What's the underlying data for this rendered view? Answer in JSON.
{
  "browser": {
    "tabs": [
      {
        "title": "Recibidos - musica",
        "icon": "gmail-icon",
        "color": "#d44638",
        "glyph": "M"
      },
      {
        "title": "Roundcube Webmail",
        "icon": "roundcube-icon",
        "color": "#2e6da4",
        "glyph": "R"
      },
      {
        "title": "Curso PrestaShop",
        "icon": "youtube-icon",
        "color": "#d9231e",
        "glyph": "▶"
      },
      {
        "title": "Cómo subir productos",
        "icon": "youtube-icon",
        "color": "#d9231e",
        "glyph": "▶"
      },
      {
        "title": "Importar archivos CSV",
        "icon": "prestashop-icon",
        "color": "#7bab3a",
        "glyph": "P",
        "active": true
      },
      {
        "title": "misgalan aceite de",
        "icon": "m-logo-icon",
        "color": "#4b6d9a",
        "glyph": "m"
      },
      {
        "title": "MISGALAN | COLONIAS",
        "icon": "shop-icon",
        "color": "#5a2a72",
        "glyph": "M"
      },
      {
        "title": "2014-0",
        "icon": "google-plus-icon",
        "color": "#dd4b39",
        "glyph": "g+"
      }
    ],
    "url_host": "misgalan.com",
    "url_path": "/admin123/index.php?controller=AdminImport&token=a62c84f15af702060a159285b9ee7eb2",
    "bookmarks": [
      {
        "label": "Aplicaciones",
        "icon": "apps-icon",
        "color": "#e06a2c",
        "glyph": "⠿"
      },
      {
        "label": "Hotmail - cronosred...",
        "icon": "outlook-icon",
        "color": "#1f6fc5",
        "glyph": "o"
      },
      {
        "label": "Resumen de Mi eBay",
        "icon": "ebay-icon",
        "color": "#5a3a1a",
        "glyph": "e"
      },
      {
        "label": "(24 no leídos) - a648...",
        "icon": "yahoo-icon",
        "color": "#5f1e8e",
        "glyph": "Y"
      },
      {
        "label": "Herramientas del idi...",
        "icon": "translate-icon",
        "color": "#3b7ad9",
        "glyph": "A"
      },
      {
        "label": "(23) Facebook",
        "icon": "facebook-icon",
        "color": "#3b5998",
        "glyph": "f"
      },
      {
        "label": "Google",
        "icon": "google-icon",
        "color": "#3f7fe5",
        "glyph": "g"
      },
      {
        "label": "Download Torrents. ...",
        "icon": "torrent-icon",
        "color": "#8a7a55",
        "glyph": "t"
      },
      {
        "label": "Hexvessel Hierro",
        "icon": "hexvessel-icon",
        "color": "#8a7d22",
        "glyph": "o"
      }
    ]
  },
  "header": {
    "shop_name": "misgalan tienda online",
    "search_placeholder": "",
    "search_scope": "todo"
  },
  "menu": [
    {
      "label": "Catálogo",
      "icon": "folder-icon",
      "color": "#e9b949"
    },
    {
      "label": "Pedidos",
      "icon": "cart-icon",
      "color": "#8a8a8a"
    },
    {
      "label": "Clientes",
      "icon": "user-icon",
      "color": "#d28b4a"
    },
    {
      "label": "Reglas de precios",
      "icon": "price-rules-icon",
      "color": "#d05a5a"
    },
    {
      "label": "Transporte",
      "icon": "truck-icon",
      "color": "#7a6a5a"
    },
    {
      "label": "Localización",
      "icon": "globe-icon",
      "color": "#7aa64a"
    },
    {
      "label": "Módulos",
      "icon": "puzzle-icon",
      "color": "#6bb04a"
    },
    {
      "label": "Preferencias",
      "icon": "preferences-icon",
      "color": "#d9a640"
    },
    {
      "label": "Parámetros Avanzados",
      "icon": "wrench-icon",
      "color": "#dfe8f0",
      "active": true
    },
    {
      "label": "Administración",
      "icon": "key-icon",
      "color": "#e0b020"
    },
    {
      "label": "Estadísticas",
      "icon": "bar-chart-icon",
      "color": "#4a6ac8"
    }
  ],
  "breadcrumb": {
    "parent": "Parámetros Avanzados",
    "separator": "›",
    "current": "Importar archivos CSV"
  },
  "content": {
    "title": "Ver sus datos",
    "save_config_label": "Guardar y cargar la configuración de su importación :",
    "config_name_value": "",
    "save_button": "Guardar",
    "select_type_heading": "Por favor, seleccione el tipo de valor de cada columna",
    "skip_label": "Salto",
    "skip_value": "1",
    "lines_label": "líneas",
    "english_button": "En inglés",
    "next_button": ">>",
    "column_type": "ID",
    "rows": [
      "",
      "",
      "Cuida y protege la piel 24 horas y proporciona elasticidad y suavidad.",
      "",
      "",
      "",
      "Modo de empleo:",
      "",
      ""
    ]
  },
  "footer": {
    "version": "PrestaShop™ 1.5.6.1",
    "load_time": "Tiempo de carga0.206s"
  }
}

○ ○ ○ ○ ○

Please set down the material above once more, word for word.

EXERCISE OUTPUT
What's the underlying data for this rendered view? Answer in JSON.
{
  "browser": {
    "tabs": [
      {
        "title": "Recibidos - musica",
        "icon": "gmail-icon",
        "color": "#d44638",
        "glyph": "M"
      },
      {
        "title": "Roundcube Webmail",
        "icon": "roundcube-icon",
        "color": "#2e6da4",
        "glyph": "R"
      },
      {
        "title": "Curso PrestaShop",
        "icon": "youtube-icon",
        "color": "#d9231e",
        "glyph": "▶"
      },
      {
        "title": "Cómo subir productos",
        "icon": "youtube-icon",
        "color": "#d9231e",
        "glyph": "▶"
      },
      {
        "title": "Importar archivos CSV",
        "icon": "prestashop-icon",
        "color": "#7bab3a",
        "glyph": "P",
        "active": true
      },
      {
        "title": "misgalan aceite de",
        "icon": "m-logo-icon",
        "color": "#4b6d9a",
        "glyph": "m"
      },
      {
        "title": "MISGALAN | COLONIAS",
        "icon": "shop-icon",
        "color": "#5a2a72",
        "glyph": "M"
      },
      {
        "title": "2014-0",
        "icon": "google-plus-icon",
        "color": "#dd4b39",
        "glyph": "g+"
      }
    ],
    "url_host": "misgalan.com",
    "url_path": "/admin123/index.php?controller=AdminImport&token=a62c84f15af702060a159285b9ee7eb2",
    "bookmarks": [
      {
        "label": "Aplicaciones",
        "icon": "apps-icon",
        "color": "#e06a2c",
        "glyph": "⠿"
      },
      {
        "label": "Hotmail - cronosred...",
        "icon": "outlook-icon",
        "color": "#1f6fc5",
        "glyph": "o"
      },
      {
        "label": "Resumen de Mi eBay",
        "icon": "ebay-icon",
        "color": "#5a3a1a",
        "glyph": "e"
      },
      {
        "label": "(24 no leídos) - a648...",
        "icon": "yahoo-icon",
        "color": "#5f1e8e",
        "glyph": "Y"
      },
      {
        "label": "Herramientas del idi...",
        "icon": "translate-icon",
        "color": "#3b7ad9",
        "glyph": "A"
      },
      {
        "label": "(23) Facebook",
        "icon": "facebook-icon",
        "color": "#3b5998",
        "glyph": "f"
      },
      {
        "label": "Google",
        "icon": "google-icon",
        "color": "#3f7fe5",
        "glyph": "g"
      },
      {
        "label": "Download Torrents. ...",
        "icon": "torrent-icon",
        "color": "#8a7a55",
        "glyph": "t"
      },
      {
        "label": "Hexvessel Hierro",
        "icon": "hexvessel-icon",
        "color": "#8a7d22",
        "glyph": "o"
      }
    ]
  },
  "header": {
    "shop_name": "misgalan tienda online",
    "search_placeholder": "",
    "search_scope": "todo"
  },
  "menu": [
    {
      "label": "Catálogo",
      "icon": "folder-icon",
      "color": "#e9b949"
    },
    {
      "label": "Pedidos",
      "icon": "cart-icon",
      "color": "#8a8a8a"
    },
    {
      "label": "Clientes",
      "icon": "user-icon",
      "color": "#d28b4a"
    },
    {
      "label": "Reglas de precios",
      "icon": "price-rules-icon",
      "color": "#d05a5a"
    },
    {
      "label": "Transporte",
      "icon": "truck-icon",
      "color": "#7a6a5a"
    },
    {
      "label": "Localización",
      "icon": "globe-icon",
      "color": "#7aa64a"
    },
    {
      "label": "Módulos",
      "icon": "puzzle-icon",
      "color": "#6bb04a"
    },
    {
      "label": "Preferencias",
      "icon": "preferences-icon",
      "color": "#d9a640"
    },
    {
      "label": "Parámetros Avanzados",
      "icon": "wrench-icon",
      "color": "#dfe8f0",
      "active": true
    },
    {
      "label": "Administración",
      "icon": "key-icon",
      "color": "#e0b020"
    },
    {
      "label": "Estadísticas",
      "icon": "bar-chart-icon",
      "color": "#4a6ac8"
    }
  ],
  "breadcrumb": {
    "parent": "Parámetros Avanzados",
    "separator": "›",
    "current": "Importar archivos CSV"
  },
  "content": {
    "title": "Ver sus datos",
    "save_config_label": "Guardar y cargar la configuración de su importación :",
    "config_name_value": "",
    "save_button": "Guardar",
    "select_type_heading": "Por favor, seleccione el tipo de valor de cada columna",
    "skip_label": "Salto",
    "skip_value": "1",
    "lines_label": "líneas",
    "english_button": "En inglés",
    "next_button": ">>",
    "column_type": "ID",
    "rows": [
      "",
      "",
      "Cuida y protege la piel 24 horas y proporciona elasticidad y suavidad.",
      "",
      "",
      "",
      "Modo de empleo:",
      "",
      ""
    ]
  },
  "footer": {
    "version": "PrestaShop™ 1.5.6.1",
    "load_time": "Tiempo de carga0.206s"
  }
}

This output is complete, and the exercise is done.